“Mom,” Henry says. “You definitely love her.”
“And Emma loves you,” Red adds. “Here’s a poem, written in her hand. A halting sonnet of her own making, written for Regina.” Emma makes a grab at the paper but Red, a foot taller, holds it well out of reach. Regina laughs.
“And here’s another,” Henry says, darting away from her towards Emma. “Written by my mom. I stole it from her chambers. It’s really soppy.”
Regina feels heat rise to her face, and she grabs Emma’s poem from Red, scanning the parchment. Emma’s handwriting is terrible and her scantion even worse and yet, there’s something there. She smiles even as she cringes. And when she looks up, she sees Emma, a parchment in her own hands, smiling across at her, eyes clear and bright. Regina mouths, this is terrible, and Emma’s soft smile transforms into a grin.

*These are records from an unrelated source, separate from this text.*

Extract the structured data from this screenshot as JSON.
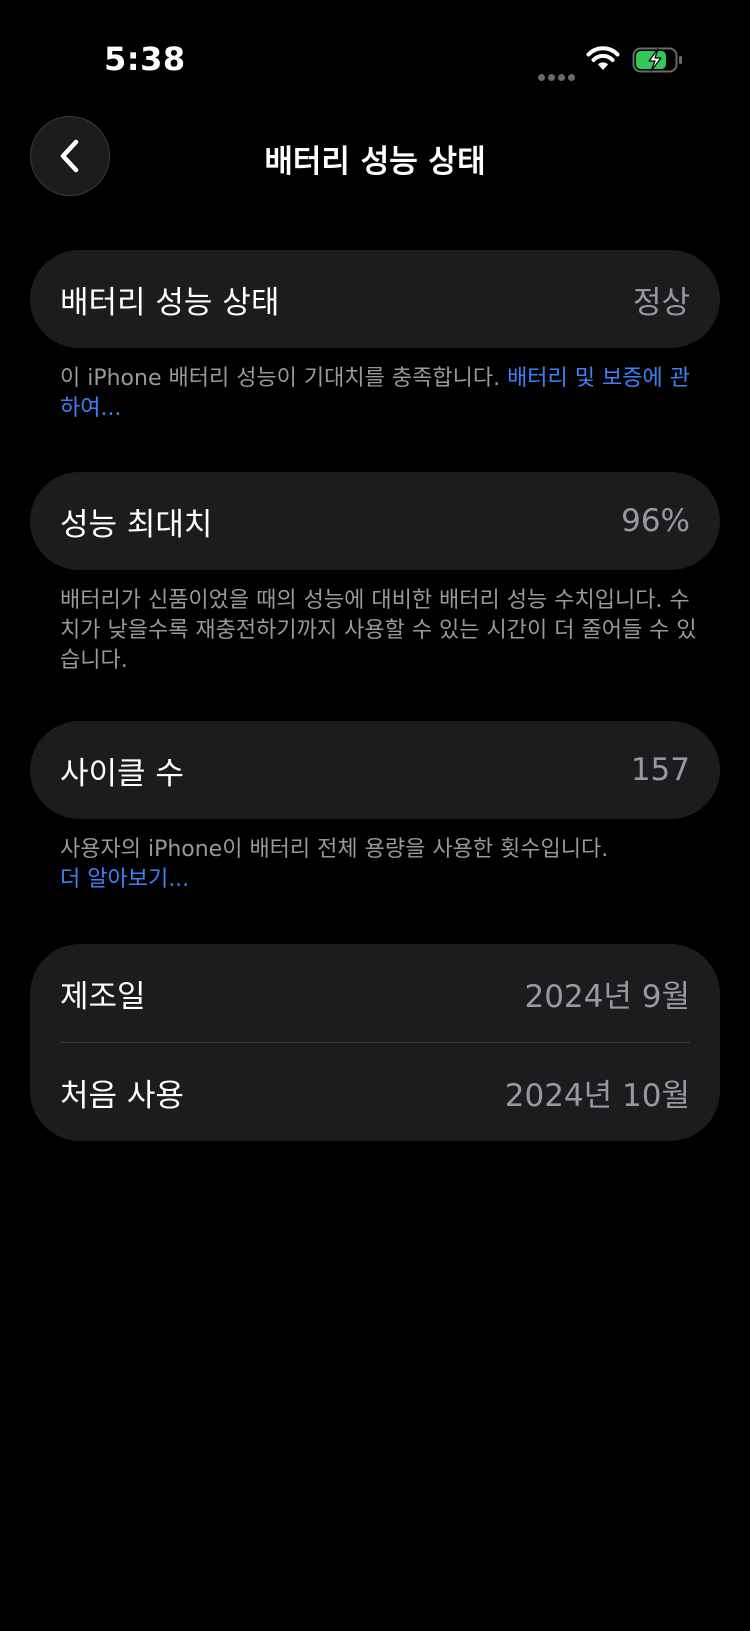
{
  "status": {
    "time": "5:38"
  },
  "nav": {
    "title": "배터리 성능 상태"
  },
  "health": {
    "label": "배터리 성능 상태",
    "value": "정상",
    "note": "이 iPhone 배터리 성능이 기대치를 충족합니다. ",
    "link": "배터리 및 보증에 관하여..."
  },
  "capacity": {
    "label": "성능 최대치",
    "value": "96%",
    "note": "배터리가 신품이었을 때의 성능에 대비한 배터리 성능 수치입니다. 수치가 낮을수록 재충전하기까지 사용할 수 있는 시간이 더 줄어들 수 있습니다."
  },
  "cycles": {
    "label": "사이클 수",
    "value": "157",
    "note": "사용자의 iPhone이 배터리 전체 용량을 사용한 횟수입니다.",
    "link": "더 알아보기..."
  },
  "dates": {
    "manufactured_label": "제조일",
    "manufactured_value": "2024년 9월",
    "first_use_label": "처음 사용",
    "first_use_value": "2024년 10월"
  },
  "colors": {
    "link": "#3b82f6",
    "battery_fill": "#34c759"
  }
}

“A miracle!” Emma says. “Here’s our own hands against our hearts. Very well, I’ll marry you. But I want it to be noted that I’m marrying you out of pity.”
Regina feels the smile spread across her own lips. “I accept. But only under duress and mostly to save your life because I have been reliably informed that true love’s kiss is a powerful thing and I won’t have your death from lovesickness on my hands.”
Emma rolls her eyes. “I will stop your mouth.” And she kisses her and Regina honestly couldn’t care less who’s watching.
After a few moments, Abigail coughs politely from beside them. “So, how are you finding life in a relationship, Emma?”
“I’ll tell you what,” Emma says, an arm still wrapped around Regina, and their foreheads still touch and Emma’s gaze does not shift from Regina. “All the jokes in the world won’t rid me of my happiness.” Then, her eyes darken and turn to James. “Is this a harsh enough lesson for you?” she asks. James kicks at the ground, before turning and storming out. “Still want me to kill him?” Emma asks, running her fingers through Regina’s hair and utterly upsetting the styling.
Regina shakes her head. “I worry that you’ll lose,” she says, “and you promised to never leave me.”
Emma smiles and then looks around them, at the assembled crowd. “I find I don’t want to let you go,” she says. “Let’s hold a dance to celebrate Snow and David’s elopement and our own imminent nuptials.”
“I thought you intended to take Snow and James’ place at the altar,” Leopold says.
“There’s time enough for that later,” Emma says, waving a dismissive hand.
“Do you remember last time we danced?” Regina says, smiling slyly.
Emma gasps in outrage. “I knew you knew who I was.” But she’s laughing now and Regina rests her head against Emma’s shoulder and pulls Henry close to her and everything is right. Her family together, at last, as it always should have been.
A messenger enters. “My lords, we have caught Zelena. She is returned to the castle.”
Regina casts a questioning look at Emma. “Tomorrow,” Emma says softly. “We’ll deal with her tomorrow. Strike up, pipers!”
And so Regina smiles and thinks not of tomorrow, but of a clear and perfect present, and lets Emma take her hand and lead her to the castle.